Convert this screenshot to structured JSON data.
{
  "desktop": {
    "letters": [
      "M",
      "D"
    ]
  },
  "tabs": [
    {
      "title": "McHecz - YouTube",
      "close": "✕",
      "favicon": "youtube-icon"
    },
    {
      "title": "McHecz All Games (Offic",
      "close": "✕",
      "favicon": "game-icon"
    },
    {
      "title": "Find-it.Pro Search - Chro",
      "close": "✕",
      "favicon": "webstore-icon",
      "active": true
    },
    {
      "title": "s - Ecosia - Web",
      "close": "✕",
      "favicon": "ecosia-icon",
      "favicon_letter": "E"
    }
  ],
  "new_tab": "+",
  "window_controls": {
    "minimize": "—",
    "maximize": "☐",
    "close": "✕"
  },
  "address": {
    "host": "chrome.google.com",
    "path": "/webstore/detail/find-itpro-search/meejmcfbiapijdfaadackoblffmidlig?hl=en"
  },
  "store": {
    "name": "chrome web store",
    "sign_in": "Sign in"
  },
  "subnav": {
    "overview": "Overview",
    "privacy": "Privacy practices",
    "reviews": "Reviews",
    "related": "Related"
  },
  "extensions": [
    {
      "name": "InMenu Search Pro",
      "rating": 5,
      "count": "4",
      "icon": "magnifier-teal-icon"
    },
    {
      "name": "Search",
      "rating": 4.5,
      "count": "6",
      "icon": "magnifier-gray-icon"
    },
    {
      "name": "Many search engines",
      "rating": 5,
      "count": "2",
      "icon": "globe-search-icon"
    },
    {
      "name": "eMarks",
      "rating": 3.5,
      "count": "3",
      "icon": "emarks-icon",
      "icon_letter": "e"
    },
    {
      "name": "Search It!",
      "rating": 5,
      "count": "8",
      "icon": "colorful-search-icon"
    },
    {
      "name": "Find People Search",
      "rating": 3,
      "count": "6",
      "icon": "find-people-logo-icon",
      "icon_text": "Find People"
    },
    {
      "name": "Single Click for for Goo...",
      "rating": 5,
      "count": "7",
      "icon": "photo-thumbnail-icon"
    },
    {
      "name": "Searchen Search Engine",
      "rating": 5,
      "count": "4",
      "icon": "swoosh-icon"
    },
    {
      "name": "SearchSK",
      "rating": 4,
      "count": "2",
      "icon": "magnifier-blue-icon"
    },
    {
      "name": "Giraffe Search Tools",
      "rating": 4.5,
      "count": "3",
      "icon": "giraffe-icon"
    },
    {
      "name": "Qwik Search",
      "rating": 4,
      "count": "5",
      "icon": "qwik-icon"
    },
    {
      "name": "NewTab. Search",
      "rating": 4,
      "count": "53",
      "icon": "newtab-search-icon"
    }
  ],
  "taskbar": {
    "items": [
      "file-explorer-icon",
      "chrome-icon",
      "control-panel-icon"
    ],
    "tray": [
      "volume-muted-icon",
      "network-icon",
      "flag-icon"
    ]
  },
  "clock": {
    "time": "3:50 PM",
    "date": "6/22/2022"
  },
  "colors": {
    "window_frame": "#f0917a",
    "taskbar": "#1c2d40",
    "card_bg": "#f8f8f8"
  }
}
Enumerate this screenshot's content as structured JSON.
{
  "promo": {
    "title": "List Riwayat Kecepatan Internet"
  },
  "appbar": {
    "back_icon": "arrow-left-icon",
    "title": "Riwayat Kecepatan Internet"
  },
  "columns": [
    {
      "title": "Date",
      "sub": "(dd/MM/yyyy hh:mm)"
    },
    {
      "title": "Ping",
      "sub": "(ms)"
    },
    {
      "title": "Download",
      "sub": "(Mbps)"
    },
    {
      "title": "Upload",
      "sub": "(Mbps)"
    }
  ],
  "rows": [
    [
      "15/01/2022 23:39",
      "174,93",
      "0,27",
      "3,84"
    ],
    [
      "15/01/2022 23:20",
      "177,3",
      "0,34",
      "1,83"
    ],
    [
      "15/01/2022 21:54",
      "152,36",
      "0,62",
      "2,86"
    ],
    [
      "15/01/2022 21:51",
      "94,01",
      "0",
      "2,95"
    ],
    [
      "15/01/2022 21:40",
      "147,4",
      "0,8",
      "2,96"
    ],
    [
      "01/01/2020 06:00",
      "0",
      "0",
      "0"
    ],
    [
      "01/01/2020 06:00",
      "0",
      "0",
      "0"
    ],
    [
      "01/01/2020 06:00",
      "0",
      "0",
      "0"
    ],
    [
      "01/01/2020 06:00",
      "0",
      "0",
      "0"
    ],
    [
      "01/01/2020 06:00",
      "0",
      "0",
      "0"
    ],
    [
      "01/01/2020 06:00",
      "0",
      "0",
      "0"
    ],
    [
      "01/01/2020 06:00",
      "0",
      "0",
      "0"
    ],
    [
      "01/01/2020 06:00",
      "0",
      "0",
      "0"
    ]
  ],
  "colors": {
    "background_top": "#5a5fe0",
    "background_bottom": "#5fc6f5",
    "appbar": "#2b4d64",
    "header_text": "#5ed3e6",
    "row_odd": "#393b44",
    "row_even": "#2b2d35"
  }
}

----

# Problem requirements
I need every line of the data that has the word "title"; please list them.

# Completed task
      "title": "McHecz - YouTube",
      "title": "McHecz All Games (Offic",
      "title": "Find-it.Pro Search - Chro",
      "title": "s - Ecosia - Web",
    "title": "List Riwayat Kecepatan Internet"
    "title": "Riwayat Kecepatan Internet"
      "title": "Date",
      "title": "Ping",
      "title": "Download",
      "title": "Upload",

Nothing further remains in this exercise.